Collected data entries
----------

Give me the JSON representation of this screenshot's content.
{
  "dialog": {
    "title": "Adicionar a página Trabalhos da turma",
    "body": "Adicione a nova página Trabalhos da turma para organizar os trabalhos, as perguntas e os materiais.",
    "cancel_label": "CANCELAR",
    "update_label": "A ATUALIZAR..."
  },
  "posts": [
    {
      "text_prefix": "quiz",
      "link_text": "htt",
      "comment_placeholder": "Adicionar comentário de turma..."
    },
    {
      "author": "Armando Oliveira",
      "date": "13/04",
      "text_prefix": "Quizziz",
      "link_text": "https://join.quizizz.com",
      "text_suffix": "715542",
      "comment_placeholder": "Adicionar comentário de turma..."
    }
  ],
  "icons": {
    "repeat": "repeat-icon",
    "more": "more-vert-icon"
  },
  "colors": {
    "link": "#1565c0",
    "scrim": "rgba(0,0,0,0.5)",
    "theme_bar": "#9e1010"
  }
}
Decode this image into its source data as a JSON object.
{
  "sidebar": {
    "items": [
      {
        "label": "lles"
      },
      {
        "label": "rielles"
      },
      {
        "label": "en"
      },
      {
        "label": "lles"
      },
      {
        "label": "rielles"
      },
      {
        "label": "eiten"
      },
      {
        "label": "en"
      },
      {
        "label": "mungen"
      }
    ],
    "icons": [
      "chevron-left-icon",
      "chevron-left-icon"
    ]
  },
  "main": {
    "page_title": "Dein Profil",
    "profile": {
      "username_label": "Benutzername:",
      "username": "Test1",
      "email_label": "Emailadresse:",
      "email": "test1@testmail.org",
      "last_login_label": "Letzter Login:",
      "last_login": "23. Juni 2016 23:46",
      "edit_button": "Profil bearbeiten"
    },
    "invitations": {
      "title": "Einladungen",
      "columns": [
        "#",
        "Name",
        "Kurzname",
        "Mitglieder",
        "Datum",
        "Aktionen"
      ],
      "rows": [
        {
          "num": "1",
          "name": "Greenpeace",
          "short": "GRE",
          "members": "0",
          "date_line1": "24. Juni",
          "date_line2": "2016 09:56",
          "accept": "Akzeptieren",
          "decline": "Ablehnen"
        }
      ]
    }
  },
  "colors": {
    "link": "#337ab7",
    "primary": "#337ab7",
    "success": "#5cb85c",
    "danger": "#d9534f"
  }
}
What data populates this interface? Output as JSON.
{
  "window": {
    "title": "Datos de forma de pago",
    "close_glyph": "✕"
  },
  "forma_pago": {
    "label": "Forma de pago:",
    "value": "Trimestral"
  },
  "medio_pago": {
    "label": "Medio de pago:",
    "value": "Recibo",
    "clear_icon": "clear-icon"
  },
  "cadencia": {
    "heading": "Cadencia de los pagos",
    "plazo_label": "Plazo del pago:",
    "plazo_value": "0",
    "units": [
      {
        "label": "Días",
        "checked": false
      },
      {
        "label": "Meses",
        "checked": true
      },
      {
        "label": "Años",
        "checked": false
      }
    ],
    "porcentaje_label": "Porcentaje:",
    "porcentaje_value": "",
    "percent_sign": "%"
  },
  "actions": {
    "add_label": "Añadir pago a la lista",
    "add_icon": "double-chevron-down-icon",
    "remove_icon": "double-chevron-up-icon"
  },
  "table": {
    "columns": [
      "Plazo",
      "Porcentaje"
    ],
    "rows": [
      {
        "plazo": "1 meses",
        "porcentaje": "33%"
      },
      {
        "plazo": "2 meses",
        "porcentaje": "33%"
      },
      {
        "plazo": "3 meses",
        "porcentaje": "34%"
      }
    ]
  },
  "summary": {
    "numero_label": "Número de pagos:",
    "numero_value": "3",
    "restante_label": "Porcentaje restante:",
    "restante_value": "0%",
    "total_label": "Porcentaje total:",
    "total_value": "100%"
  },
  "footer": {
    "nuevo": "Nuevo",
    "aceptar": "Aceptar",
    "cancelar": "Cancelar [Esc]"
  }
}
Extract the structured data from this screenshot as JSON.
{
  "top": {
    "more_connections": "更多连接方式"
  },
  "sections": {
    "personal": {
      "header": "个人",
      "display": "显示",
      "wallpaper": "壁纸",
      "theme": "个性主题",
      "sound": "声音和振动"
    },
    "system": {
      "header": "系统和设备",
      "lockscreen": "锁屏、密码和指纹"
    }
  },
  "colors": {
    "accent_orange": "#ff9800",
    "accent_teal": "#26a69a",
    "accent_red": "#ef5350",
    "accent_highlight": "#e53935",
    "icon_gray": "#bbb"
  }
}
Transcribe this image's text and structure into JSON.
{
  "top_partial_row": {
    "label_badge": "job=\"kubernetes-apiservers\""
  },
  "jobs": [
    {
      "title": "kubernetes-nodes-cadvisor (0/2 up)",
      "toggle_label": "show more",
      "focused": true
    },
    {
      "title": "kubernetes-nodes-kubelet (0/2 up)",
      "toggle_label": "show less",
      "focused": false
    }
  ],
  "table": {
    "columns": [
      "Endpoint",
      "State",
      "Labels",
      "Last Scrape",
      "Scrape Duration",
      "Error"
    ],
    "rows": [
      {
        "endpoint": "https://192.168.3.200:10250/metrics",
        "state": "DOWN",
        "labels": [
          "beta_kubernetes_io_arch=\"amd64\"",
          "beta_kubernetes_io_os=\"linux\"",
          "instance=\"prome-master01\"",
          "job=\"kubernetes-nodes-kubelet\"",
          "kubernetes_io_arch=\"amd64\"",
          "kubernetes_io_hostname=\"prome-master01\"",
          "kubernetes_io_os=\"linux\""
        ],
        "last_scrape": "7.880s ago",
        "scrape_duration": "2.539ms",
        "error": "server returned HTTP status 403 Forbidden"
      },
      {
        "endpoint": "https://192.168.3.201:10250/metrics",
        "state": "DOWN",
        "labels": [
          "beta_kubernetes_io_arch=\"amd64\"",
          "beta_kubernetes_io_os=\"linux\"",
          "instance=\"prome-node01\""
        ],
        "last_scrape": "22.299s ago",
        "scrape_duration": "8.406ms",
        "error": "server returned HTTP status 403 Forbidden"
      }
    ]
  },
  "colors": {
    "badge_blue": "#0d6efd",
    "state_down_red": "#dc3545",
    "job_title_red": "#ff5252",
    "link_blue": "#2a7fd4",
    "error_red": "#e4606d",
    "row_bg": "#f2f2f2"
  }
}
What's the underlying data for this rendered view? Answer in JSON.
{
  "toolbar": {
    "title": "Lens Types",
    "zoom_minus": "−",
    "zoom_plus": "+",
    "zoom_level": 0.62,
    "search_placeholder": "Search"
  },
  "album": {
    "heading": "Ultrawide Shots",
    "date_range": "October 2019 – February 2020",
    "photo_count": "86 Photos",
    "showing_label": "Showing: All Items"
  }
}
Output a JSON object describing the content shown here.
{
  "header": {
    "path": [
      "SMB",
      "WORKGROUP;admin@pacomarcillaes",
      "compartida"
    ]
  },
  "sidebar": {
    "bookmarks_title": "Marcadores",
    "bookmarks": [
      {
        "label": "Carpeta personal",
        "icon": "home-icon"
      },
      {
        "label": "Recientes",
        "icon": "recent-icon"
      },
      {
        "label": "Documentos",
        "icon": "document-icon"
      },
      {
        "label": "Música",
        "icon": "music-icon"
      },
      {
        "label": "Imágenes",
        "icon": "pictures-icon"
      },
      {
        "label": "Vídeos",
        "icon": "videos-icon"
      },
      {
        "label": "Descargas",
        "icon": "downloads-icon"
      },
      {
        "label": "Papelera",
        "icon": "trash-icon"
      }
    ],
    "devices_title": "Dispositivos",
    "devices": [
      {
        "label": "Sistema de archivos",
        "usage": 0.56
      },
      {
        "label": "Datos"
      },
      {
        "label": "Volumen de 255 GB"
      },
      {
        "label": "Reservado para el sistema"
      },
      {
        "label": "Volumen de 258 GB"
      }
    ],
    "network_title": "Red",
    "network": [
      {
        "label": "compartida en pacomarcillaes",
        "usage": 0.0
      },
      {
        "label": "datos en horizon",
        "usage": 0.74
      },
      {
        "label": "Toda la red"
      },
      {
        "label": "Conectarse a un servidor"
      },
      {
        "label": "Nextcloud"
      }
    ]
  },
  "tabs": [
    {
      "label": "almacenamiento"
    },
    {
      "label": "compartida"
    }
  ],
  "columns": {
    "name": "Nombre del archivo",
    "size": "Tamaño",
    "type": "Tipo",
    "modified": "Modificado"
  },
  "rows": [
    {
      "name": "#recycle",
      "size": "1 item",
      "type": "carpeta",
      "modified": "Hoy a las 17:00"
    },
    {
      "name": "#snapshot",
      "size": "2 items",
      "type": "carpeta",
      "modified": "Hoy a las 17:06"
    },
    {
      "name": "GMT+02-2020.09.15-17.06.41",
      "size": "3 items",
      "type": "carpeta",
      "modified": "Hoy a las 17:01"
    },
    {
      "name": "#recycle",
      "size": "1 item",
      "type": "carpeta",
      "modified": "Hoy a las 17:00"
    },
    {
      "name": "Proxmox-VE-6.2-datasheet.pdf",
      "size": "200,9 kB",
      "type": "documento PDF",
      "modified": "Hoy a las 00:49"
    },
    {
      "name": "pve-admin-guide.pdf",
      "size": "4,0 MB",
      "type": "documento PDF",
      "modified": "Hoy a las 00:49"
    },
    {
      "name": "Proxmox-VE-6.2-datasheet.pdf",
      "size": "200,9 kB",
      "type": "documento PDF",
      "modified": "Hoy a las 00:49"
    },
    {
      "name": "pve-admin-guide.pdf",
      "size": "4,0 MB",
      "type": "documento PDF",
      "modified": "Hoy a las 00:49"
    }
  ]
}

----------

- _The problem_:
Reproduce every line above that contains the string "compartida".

- _Exercise output_:
      "compartida"
        "label": "compartida en pacomarcillaes",
      "label": "compartida"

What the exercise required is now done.